**Directions**
Gather every line in the records below that contains the word "Advanced".

**Listed records**
════

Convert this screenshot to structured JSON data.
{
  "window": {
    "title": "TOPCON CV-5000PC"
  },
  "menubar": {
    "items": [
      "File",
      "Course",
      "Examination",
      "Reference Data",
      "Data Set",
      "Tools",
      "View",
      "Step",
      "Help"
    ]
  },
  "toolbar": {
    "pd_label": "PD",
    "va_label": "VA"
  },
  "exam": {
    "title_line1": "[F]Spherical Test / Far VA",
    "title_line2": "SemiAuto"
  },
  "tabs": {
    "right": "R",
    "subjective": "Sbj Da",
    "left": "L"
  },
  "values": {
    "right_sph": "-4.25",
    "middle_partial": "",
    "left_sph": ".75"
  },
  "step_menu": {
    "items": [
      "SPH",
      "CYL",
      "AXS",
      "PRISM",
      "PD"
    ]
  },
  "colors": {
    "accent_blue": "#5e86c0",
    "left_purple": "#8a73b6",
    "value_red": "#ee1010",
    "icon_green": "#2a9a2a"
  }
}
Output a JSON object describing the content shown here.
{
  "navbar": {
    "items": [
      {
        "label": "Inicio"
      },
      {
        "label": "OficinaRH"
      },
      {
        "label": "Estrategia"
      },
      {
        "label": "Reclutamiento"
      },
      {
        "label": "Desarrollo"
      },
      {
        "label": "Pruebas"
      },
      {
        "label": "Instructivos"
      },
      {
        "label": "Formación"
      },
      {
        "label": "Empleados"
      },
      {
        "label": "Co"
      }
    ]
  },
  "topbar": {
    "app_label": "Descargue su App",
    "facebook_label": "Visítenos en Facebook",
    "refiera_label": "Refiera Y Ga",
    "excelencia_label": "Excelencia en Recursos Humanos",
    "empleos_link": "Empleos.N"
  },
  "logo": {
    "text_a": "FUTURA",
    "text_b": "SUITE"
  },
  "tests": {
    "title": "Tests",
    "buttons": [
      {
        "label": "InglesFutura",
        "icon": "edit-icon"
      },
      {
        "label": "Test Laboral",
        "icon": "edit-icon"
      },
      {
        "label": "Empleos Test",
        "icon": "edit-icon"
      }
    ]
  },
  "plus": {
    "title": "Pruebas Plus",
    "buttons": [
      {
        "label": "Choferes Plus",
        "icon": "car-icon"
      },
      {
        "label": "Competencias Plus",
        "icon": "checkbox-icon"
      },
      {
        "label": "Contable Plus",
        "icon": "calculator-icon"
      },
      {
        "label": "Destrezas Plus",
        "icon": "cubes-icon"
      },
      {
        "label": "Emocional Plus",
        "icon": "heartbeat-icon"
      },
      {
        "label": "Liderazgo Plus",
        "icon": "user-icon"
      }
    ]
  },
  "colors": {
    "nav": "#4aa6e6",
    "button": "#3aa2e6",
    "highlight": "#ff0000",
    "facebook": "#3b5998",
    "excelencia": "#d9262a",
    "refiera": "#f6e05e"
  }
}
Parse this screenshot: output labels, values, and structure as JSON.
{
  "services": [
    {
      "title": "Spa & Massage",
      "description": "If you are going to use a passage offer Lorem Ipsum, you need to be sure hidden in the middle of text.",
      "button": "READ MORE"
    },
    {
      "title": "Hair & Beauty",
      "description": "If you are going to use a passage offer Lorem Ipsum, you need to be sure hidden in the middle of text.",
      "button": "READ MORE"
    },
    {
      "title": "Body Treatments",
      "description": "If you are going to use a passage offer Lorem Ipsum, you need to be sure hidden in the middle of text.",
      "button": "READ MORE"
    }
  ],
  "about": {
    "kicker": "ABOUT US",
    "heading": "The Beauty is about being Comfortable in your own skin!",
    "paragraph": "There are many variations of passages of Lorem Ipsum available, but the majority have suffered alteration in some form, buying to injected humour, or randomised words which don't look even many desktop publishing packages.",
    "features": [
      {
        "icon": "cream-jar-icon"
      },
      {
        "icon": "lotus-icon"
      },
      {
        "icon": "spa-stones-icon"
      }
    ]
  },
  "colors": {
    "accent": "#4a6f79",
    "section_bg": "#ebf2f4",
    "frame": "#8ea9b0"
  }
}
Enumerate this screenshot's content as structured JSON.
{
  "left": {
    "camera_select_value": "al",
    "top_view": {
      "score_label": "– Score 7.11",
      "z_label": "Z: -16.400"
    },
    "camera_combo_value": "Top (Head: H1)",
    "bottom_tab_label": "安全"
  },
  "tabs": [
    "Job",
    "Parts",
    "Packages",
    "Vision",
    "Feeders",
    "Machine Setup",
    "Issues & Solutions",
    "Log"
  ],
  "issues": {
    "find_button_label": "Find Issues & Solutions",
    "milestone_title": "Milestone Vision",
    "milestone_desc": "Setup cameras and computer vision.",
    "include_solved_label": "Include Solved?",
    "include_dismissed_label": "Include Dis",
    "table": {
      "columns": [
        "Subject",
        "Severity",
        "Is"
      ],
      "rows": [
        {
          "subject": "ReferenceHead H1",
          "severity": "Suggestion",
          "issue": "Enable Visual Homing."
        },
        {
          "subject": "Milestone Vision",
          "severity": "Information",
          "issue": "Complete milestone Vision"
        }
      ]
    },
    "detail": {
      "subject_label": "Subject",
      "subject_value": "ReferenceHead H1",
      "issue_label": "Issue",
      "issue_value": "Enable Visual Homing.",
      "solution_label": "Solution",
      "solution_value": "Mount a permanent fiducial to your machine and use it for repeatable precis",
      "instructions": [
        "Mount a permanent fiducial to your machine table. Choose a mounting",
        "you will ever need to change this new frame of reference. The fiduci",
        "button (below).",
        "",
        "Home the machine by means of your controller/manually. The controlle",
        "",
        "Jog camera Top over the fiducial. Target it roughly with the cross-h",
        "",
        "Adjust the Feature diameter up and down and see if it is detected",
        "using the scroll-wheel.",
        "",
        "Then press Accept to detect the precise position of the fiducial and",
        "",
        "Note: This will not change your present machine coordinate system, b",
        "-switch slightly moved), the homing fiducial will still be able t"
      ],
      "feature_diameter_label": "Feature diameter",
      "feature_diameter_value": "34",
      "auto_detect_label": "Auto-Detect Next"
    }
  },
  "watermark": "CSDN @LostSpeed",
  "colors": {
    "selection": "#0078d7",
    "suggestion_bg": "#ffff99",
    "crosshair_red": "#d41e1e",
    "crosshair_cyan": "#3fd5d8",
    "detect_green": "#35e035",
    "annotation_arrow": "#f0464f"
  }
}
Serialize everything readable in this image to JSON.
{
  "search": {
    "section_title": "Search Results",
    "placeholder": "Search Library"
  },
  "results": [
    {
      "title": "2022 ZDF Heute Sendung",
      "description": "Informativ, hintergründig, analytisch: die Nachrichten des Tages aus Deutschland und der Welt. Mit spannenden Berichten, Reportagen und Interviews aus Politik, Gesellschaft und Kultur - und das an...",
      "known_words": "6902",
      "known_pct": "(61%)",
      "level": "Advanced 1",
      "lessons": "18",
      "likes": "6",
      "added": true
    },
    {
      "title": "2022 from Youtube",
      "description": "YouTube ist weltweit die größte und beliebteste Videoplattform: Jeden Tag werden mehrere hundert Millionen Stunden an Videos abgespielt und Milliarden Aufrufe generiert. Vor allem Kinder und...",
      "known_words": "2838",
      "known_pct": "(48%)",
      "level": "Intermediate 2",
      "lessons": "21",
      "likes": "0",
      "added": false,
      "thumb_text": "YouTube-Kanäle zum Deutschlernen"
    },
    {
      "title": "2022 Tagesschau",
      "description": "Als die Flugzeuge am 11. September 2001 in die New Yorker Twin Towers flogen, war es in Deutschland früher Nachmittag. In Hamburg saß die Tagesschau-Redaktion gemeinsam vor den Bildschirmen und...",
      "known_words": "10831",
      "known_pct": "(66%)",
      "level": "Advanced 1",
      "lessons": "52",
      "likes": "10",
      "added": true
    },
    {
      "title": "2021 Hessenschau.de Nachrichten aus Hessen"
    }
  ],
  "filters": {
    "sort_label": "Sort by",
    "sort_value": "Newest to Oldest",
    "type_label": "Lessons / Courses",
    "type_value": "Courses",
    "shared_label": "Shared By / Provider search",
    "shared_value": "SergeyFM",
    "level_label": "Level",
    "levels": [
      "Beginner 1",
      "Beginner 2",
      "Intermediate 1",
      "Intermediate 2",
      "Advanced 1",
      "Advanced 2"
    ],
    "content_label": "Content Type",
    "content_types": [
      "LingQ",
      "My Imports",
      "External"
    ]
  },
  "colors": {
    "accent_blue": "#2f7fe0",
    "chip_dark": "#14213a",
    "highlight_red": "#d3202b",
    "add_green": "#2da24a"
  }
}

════

**Task response**
      "level": "Advanced 1",
      "level": "Advanced 1",
      "Advanced 1",
      "Advanced 2"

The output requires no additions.